"The Motley Fool aims to build a strong investment community, which it does by providing a variety of resources: the website, books, a newspaper column, a radio [show], and [newsletters]," wrote (the clearly insightful and talented) money reporter Kathleen Elkins. "This site has something for every type of investor, from basic lessons for beginners to investing commentary on mutual funds, stock sectors, and value for the more advanced."

Our mission at The Motley Fool is to help the world invest better, so it's nice to receive that kind of recognition. It lets us know we're doing our job.

Whether that's helping the entirely uninitiated overcome their fear of stocks all the way to offering clear and successful guidance on complicated-sounding options trades, we want to provide our readers with a boost to the next step on their journey to financial independence.

Articles and beyond

As Business Insider wrote, there are a number of resources available from the Fool for investors of all levels and styles.

In addition to the dozens of free articles we publish every day on our website, I want to highlight two must-see spots in your tour of fool.com.

For the beginning investor

Investing can seem like a Big Deal to those who have yet to buy their first stock. Many investment professionals try to infuse the conversation with jargon in order to deter individual investors from tackling it on their own (and to justify their often sky-high fees).

But the individual investor can beat the market. The real secret to investing is that it doesn't take tons of money, endless hours, or super-secret formulas that only experts possess.

That's why we created a best-selling guide that walks investors-to-be through everything they need to know to get started. And because we're so dedicated to our mission, we've made that available for free.

If you're just starting out (or want to help out someone who is), go to www.fool.com/beginners, drop in your email address, and you'll be able to instantly access the quick-read guide ... for free.

For the listener

Whether it's on the stationary exercise bike or during my daily commute, I spend a lot of time going nowhere. But I've found a way to make that time benefit me.

The Motley Fool offers five podcasts that I refer to as "binge-worthy financial information."

Motley Fool Money features a team of our analysts discussing the week's top business and investing stories, interviews, and an inside look at the stocks on our radar. It's also featured on several dozen radio stations across the country.

The hosts of Motley Fool Answers challenge the conventional wisdom on life's biggest financial issues to reveal what you really need to know to make smart money moves.
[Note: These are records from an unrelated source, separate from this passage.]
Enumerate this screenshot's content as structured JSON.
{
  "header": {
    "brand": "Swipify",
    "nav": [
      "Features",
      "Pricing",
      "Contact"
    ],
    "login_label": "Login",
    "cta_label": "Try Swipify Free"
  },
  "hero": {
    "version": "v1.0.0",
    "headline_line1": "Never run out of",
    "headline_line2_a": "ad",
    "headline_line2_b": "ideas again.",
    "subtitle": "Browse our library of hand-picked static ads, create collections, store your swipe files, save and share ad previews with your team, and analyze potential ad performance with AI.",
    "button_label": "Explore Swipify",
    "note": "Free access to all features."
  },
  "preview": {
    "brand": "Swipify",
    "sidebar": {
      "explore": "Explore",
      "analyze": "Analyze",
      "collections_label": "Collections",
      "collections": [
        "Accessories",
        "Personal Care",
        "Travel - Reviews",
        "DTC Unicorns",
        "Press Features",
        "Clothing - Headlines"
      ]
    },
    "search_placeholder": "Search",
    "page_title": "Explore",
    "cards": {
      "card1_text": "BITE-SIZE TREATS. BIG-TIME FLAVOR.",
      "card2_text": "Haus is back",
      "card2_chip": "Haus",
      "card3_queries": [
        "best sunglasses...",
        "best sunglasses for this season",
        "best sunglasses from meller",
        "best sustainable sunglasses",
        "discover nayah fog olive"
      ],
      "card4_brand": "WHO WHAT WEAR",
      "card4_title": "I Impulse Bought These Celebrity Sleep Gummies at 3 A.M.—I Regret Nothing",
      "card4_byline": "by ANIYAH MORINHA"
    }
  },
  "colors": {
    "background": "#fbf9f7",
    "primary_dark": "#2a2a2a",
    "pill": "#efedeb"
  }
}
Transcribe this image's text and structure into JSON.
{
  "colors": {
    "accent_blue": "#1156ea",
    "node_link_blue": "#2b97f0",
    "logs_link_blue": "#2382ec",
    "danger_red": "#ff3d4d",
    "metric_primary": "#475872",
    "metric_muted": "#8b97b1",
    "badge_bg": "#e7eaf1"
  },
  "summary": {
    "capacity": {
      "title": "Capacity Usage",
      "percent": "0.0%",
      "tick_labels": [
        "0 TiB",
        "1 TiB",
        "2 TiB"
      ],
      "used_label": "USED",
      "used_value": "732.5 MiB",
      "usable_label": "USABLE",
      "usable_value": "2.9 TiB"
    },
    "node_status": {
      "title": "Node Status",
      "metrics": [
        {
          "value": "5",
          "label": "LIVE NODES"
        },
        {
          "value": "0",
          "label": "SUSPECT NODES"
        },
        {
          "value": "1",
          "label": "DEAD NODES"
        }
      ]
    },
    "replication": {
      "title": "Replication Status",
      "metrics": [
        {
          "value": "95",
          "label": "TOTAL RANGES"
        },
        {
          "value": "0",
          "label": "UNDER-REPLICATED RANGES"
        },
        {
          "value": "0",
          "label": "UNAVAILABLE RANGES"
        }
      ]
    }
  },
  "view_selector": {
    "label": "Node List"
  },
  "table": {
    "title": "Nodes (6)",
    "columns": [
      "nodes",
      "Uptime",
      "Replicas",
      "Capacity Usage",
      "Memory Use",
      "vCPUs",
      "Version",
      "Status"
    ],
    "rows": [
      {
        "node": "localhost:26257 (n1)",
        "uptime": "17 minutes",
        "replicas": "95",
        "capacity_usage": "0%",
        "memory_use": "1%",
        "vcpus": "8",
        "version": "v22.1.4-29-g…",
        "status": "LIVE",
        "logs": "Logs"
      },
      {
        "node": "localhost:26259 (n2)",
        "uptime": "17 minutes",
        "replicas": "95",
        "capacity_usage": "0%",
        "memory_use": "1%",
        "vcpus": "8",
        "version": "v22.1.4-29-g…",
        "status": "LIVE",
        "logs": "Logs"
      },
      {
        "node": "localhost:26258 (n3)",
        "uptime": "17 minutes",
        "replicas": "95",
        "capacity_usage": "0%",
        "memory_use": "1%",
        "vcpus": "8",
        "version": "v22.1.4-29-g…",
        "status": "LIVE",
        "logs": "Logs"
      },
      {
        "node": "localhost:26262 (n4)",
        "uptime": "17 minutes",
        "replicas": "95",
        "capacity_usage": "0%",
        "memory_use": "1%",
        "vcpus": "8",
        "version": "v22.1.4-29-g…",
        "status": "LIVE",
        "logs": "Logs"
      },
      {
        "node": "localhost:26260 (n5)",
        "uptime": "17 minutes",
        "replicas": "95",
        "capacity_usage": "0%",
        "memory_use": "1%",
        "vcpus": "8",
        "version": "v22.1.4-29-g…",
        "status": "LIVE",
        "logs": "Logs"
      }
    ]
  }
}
David Gardner, co-founder of The Motley Fool, is among the most respected and trusted sources on investing. And he's the host of Rule Breaker Investing, in which he shares his insights into today's most innovative and disruptive companies ... and how to profit from them.

Market Foolery is our daily look at stocks in the news, as well as the top business and investing stories.

And Industry Focus offers a deeper dive into a specific industry and the stories making headlines. Healthcare, technology, energy, consumer goods, and other industries take turns in the spotlight.

They're all informative, entertaining, and eminently listenable ... and I don't say that simply because the hosts all sit within a Nerf-gun shot of my desk. Rule Breaker Investing and Answers contain timeless advice, so you might want to go back to the beginning with those. The other three take their cues from the market, so you'll want to listen to the most recent first. All are available at www.fool.com/podcasts.

But wait, there's more

The book and the podcasts – both free ... both awesome – also come with an ongoing benefit. If you download the book, or if you enter your email address in the magical box at the podcasts page, you'll get ongoing market coverage sent straight to your inbox.

Investor Insights is valuable and enjoyable coverage of everything from macroeconomic events to investing strategies to our analyst's travels around the world to find the next big thing. Also free.

Get the book. Listen to a podcast. Sign up for Investor Insights. I'm not saying that any of those things will make you rich ... but Business Insider seems to think so.


Compare Brokers